I have been in legal recruitment long enough to remember the good old days for hiring in-house lawyers: put out an advert, get inundated with top quality applications, go through a lengthy interview process, shortlist, offer, and then simply sit back and wait for the inevitable and reasonably immediate acceptance from the lawyer of your choice.
Sadly, these days are gone. If you snooze in 2022, you will lose. Take my example below:
I was recently instructed by a household brand name to recruit an in-house lawyer. While the brand name was undoubtedly an attraction, the salary was below market rate and there was no option for remote or flexible working. The company had been looking directly for some time and had also engaged a few other agencies during their search but to no avail. The need had now become extremely urgent as it was a replacement role, and the incumbent was leaving shortly.
Despite the lack of success over the previous few months, when I did eventually source an excellent, immediately available candidate with multiple competing interviews ongoing, the company insisted their interview process was non-negotiable, requiring the following 6 stages:
- A one-way video “interview” where the candidate must video themselves answering a set of questions and then submit it for consideration (without meeting or speaking to anyone)
- A video interview with HR
- An online personality profile test
- A competency-based video interview with the General Counsel
- A video interview with several senior staff
- A physical office tour and “meet the team” event
Quite aside from the sheer volume of stages, given the realities of diary availability, this process was also expected to take 6 weeks to complete! I explained the fierce market competition for top talent currently and warned they ran the risk of losing the candidate if they did not speed up or reduce the number of stages in the interview process.
Understandably, given the strength of the brand and their commitment to hiring quality, the company still wanted to go through all their stages and hoped the ‘premium brand’ would be enough for the candidate to hold on.
Unfortunately, by stage 2 the candidate had already accepted another in-house role that took only 10 days from CV send to offer and acceptance.
If you are recruiting for in-house lawyers or planning to do so, I strongly advise the following:
- You streamline your interview process as much as you can.
- If you receive a strong candidate for your role, then don't let diary clashes delay the process. Try and get your relevant decision makers committed to having certain “sacred” interview times blocked out in their diaries.
- If you are impressed enough with a candidate, then don't wait until you have got other candidates simply to benchmark them against, because by the time you realise they were the best person for the role, they will have accepted an offer to go elsewhere.
- Don’t put time-intensive and impersonal one-way testing and online video presentations before face-to-face meetings – you risk putting off the applicant before you have a chance to even meet them. People buy into people, not technology.

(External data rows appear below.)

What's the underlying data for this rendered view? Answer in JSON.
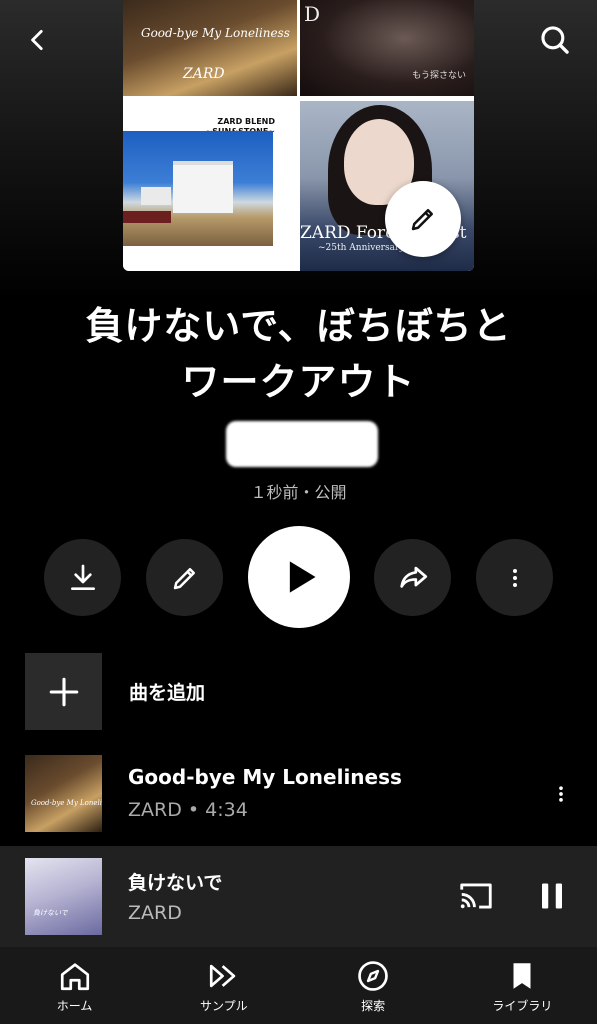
{
  "playlist": {
    "title_line1": "負けないで、ぼちぼちと",
    "title_line2": "ワークアウト",
    "meta": "１秒前・公開",
    "covers": {
      "c1_title": "Good-bye My Loneliness",
      "c1_artist": "ZARD",
      "c2_letter": "D",
      "c2_side": "もう探さない",
      "c3_title": "ZARD BLEND",
      "c3_sub": "~SUN&STONE~",
      "c4_title": "ZARD Forever Best",
      "c4_sub": "~25th Anniversary~"
    }
  },
  "add_song": {
    "label": "曲を追加"
  },
  "tracks": [
    {
      "title": "Good-bye My Loneliness",
      "subtitle": "ZARD • 4:34",
      "thumb_text": "Good-bye My Loneliness"
    }
  ],
  "now_playing": {
    "title": "負けないで",
    "artist": "ZARD",
    "thumb_text": "負けないで"
  },
  "nav": {
    "home": "ホーム",
    "samples": "サンプル",
    "explore": "探索",
    "library": "ライブラリ"
  },
  "icons": {
    "back": "chevron-left-icon",
    "search": "search-icon",
    "edit": "pencil-icon",
    "download": "download-icon",
    "play": "play-icon",
    "share": "share-icon",
    "more": "more-vertical-icon",
    "add": "plus-icon",
    "cast": "cast-icon",
    "pause": "pause-icon"
  }
}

- Don’t shut the door on remote working and flexibility at the outset – most companies, for the right candidates, will try and make logistics work, if possible, particularly post-COVID.
Finally, remember you are a premium brand; you have a superb competitive advantage straight out of the starting blocks, which is an enviable position. Don’t let an elongated, impersonal, cumbersome, or overly bureaucratic interview process put you at risk of ultimately giving up that advantage and losing out on the best talent.
David has specialised in recruiting in-house legal talent for the last 17 years. For a confidential discussion about the state of the in-house market in 2022, please do not hesitate to get in touch:
DDI: 0121 200 5576
Mobile: 07921 895 768